The agency responsible for securing Britain's borders has paid out £13 million of benefits in error to asylum seekers over the past two years.

The UK Border Agency discovered during 2008/09 that it carried on making payments for accommodation and direct support to a number of asylum seekers after they stopped being eligible.

Officials found that a system designed to stop payments as soon as a decision was made for asylum support to be ceased had not operated as intended, meaning the cash continued to be paid out.

Some £9.6 million was overpaid in 2008/09 and £3.5 million in 2009/10, revealed the agency's annual accounts.

The agency has now introduced new checks to ensure that payments are stopped as soon as a ruling is made that the recipient is not entitled to support.

The accounts also revealed that the agency had overpaid staff some £4.3 million, often due to late notification of unpaid leave or employees quitting their posts. Some £1.4 million of the cash, involving around 600 cases, was being written off as unrecoverable.

The agency was forced to hand over a total of around £3 million last year in compensation - including £2.1 million to 40 under-18s who were wrongly detained as adults and sums of around £360,000 each to two members of the public who were unlawfully detained and £330,000 to a refugee who was treated as an adult rather than a minor due to delays processing paperwork. And it is in dispute over £12 million claimed by six organisations which provide accommodation for asylum seekers, the accounts revealed.

Agency chief executive Lin Homer said: "Overpayments should not be happening and we are committed to seeing them dramatically reduced. It is crucial that taxpayers' money is spent wisely."

A UK Border Agency spokesperson said: "The majority of the Agency's budget goes on the 25,000 staff members based around the world tasked with securing Britain's border, removing thousands of foreign criminals, and levelling millions of pounds worth of fines at rogue firms who hire illegal workers.

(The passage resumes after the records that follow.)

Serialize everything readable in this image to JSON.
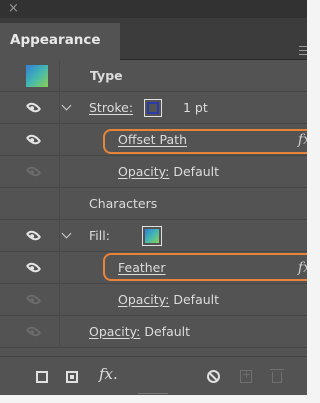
{
  "window": {
    "close_glyph": "×"
  },
  "tab": {
    "label": "Appearance"
  },
  "rows": {
    "type": {
      "label": "Type"
    },
    "stroke": {
      "label": "Stroke:",
      "weight": "1 pt",
      "color": "#2a3aa8"
    },
    "offset_path": {
      "label": "Offset Path",
      "fx": "fx"
    },
    "opacity1": {
      "label": "Opacity:",
      "value": " Default"
    },
    "characters": {
      "label": "Characters"
    },
    "fill": {
      "label": "Fill:"
    },
    "feather": {
      "label": "Feather",
      "fx": "fx"
    },
    "opacity2": {
      "label": "Opacity:",
      "value": " Default"
    },
    "opacity3": {
      "label": "Opacity:",
      "value": " Default"
    }
  },
  "toolbar": {
    "fx_label": "fx."
  },
  "colors": {
    "panel": "#535353",
    "highlight": "#e8843a",
    "gradient": [
      "#2f7fd8",
      "#44b8b0",
      "#8ccf55"
    ]
  },
  "icons": [
    "close-icon",
    "panel-menu-icon",
    "visibility-eye-icon",
    "chevron-down-icon",
    "add-new-stroke-icon",
    "add-new-fill-icon",
    "fx-icon",
    "clear-appearance-icon",
    "duplicate-item-icon",
    "trash-icon"
  ]
}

"But improvements still need to be made, which is why we have announced an Asylum Improvement Project to ensure the system is faster and better value for money, and why we are committed to tackling abuse of the student visa system."


From Belfast Telegraph